As with other routes from the United Kingdom to Germany, trains from London to Munich start with a Eurostar service through the Channel Tunnel, then change in Brussels for a train to Dusseldorf main station. It's a long way south to Munich, so sleeper trains are definitely the best option on this route. The OBB Nightjet service is just what you're looking for. Board the train towards Vienna in Düsseldorf just before 21:00, and arrive in Munich refreshed after a night snoozing in your couchette bunk. Travelling across continents has never been so easy.
A short stroll from Munich's main station brings you to the city's main square, Marienplatz. It's the perfect place to relax with a coffee and get your bearings, but don't miss the chiming of the Glockenspiel clock in the large town hall tower – it plays three times a day at 11:00, 12:00 and 17:00. On a sunny day, there's no better place to spend the afternoon than the elegant English Garden, 900 acres of shady ponds, paths and mature trees. Pretend you're a local – grab a pretzel, a large glass of beer, and just sit and watch the world go by. One of the most popular day trips from the city is to the fairytale Neuschwanstein Castle. Catch a train to Füssen station, then a local bus on to the castle.
London to Stuttgart
Feel the stress of everyday life just melt away as you catch a train from London to Stuttgart. This southern German city was officially named as the least stressed-out place in the world in a recent survey due to its quality of life and plethora of green, open spaces. The fastest journey from London takes 6h 30m, with just one change in Paris. This is one of the most scenic routes to Germany. Trains whizz through Eastern France, past the Champagne region vineyards, farms and nature reserves. And because you're safely installed in the train, you're not worrying about keeping your eyes on the road either.

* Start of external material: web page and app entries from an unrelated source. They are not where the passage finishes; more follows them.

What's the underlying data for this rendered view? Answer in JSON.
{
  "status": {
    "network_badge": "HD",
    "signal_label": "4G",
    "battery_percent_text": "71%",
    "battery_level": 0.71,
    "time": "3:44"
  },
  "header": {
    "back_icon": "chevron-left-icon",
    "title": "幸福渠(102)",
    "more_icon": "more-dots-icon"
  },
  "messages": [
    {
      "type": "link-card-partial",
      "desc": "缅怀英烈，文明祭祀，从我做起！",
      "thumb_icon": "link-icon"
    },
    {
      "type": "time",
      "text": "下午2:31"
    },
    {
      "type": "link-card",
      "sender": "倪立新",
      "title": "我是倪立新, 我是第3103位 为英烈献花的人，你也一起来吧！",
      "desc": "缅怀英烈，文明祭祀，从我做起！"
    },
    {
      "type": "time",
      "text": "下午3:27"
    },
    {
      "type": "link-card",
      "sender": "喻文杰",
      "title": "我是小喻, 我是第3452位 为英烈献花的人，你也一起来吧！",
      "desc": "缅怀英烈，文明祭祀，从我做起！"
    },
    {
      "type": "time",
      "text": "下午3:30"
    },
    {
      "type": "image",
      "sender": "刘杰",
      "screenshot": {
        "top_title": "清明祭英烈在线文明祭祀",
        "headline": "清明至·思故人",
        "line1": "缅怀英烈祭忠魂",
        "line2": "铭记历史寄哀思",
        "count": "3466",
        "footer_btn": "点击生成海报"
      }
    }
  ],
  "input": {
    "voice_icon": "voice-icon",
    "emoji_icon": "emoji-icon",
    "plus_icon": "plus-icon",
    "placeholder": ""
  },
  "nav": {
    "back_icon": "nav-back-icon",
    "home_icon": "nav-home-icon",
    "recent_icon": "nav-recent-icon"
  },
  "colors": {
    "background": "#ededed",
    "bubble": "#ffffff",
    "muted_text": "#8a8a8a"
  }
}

Stuttgart is the centre of the German car building industry, and both Porsche and Mercedes-Benz have impressive visitor centres in the city. Even if you're not particularly into cars, the Mercedes-Benz museum in particular is worth a visit as it showcases German history alongside the parallel story of car making. Back in town, take an evening walk through the Schlossplatz to see the ornate fountains lit up against the backdrop of the former Royal Palace. If visiting in winter, join thousands of visitors at Stuttgart's famous Christmas market. It's the perfect place to pick up handmade wooden toys, freshly baked gingerbread and kitsch little Christmas decorations too.
It's our job to make your climate-friendly Germany rail adventure as straightforward as possible. We can help you root out the best fares, give you various options for connections and help with booking compartments on sleeper trains for longer journeys. And once you've selected the perfect tickets for you, all that remains is for you to say "Auf wiedersehen", as you speed your way through the Channel Tunnel to discover Germany.